Summit brings new solutions for landlords
Annual event dispels myths about housing subsidies; offers tips to solve issues between landlords and tenants
KAHULUI — Open communication, operating in good faith and thorough lease agreements are among the keys that open the door for better landlord-tenant relationships in Maui County, a panel of legal experts said Wednesday.
Lawyers Loren Tilley, Benjamin Pittenger, Joshua James and Jason Economou discussed landlord and tenant rights and answered various questions at the fourth annual Maui Landlord Summit at Maui Beach Hotel on Wednesday in Kahului.
“Enter your agreement in good faith, get the agreement in writing, and then take good communications with your tenants,” said Pittenger, Maui attorney with the Legal Aid Society of Hawaii. “Work with them so they stay a long time so you’re not losing rent in transition, and it will be a good relationship for both of you.”
The free annual event, sponsored by the Realtors Association of Maui in partnership with the County of Maui and the Maui Homeless Alliance, is designed to empower current and prospective landlords, as well as property managers, so they can help address the critical need for housing on Maui. This year, nearly 200 people attended, organizers said, the largest in event history.
Safe and affordable housing presents unique challenges for the county’s low-income or homeless individuals and families. Jamilla Prentice, a panelist who talked about her experience receiving social services, said communication can help dispel myths about housing assistance programs and the people who use them.
“Communication, that word has come up so much today,” she said. “When you communicate . . . you’re able to look past the label of HUD rental, which scares so many people, I’m not sure why. If you sit down and have a conversation with someone, you can see the whole picture and not just the stereotype.”
The U.S. Department of Housing and Urban Development (HUD) housing units are federally owned for lower-income families, and the Housing Choice Voucher / Section 8 lower-income housing program provides tenants with vouchers to rent private residences approved by local housing authorities.
Panelist and property manager Jessmine Kim, RAM’s 2018 “Housing Hero,” encouraged local landlords to step out of their comfort zones when it comes to renters with housing subsidies.
“I would like to tell other landlords to take a chance — that’s what I did with the first tenant that had third-party assistance,” she said during the summit. “It was a great experience. You have so many great programs out there that are helping tenants get back on their feet.”
RAM’s “Housing Hero,” which is now called “Landlord of the Year,” recognizes a landlord or property manager who actively works with social service agencies to find rentals for individuals and families who are homeless or at risk of becoming homeless. This year’s recipient was Leila Chin of Yoshida Realty Group, who was nominated by Ka Hale A Ke Ola Homeless Resource Centers.

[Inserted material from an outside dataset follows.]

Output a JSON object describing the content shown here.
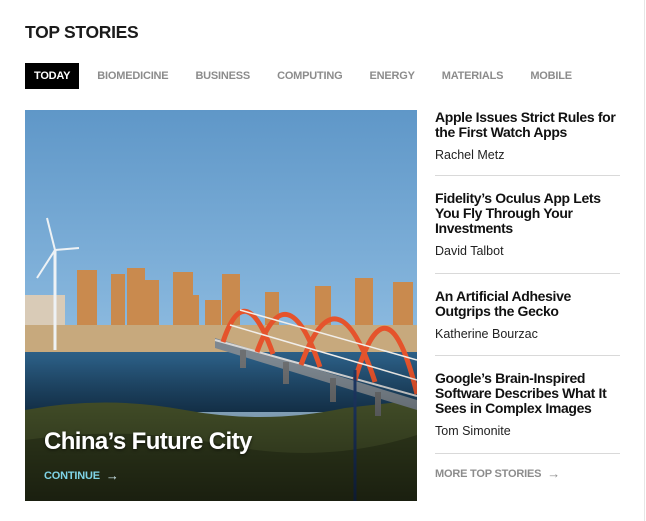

For landlords looking to rent and tenants seeking financial aid, a wealth of community programs exist. Organizations like Ka Hale A Ke Ola Homeless Resource Centers, Maui Economic Opportunity Inc., Catholic Charities of Hawaii and the Family Life Center offer security deposit and rental assistance. Legal Aid Services of Hawaii, the state’s oldest and largest nonprofit public interest law firm, provides help with landlord/tenant issues, evictions, repairs, illegal lockouts and utility shutoffs and security deposits, among other areas. Meanwhile, Mental Health Kokua operates a 24-hour support hotline.
Other groups that provided information at the 2019 summit included Asian Real Estate Association of America Aloha Chapter, U.S. Department of Veterans Affairs and Women Helping Women.
Maui County Mayor Michael Victorino said during the summit that the administration is looking into options “never done before” to alleviate the affordable housing crisis, such as working to provide tax credits for homeowners offering Section 8 rentals.
“I don’t need anybody to call for action — action needs to be now,” he said. “I am tired of waiting. I am going to do whatever possible with the help of the County Council and our agencies, Department of Housing and Human Concerns, state agencies. We need to work together.
“We don’t need glory, we need housing.”
* Kehaulani Cerizo can be reached at email@example.com.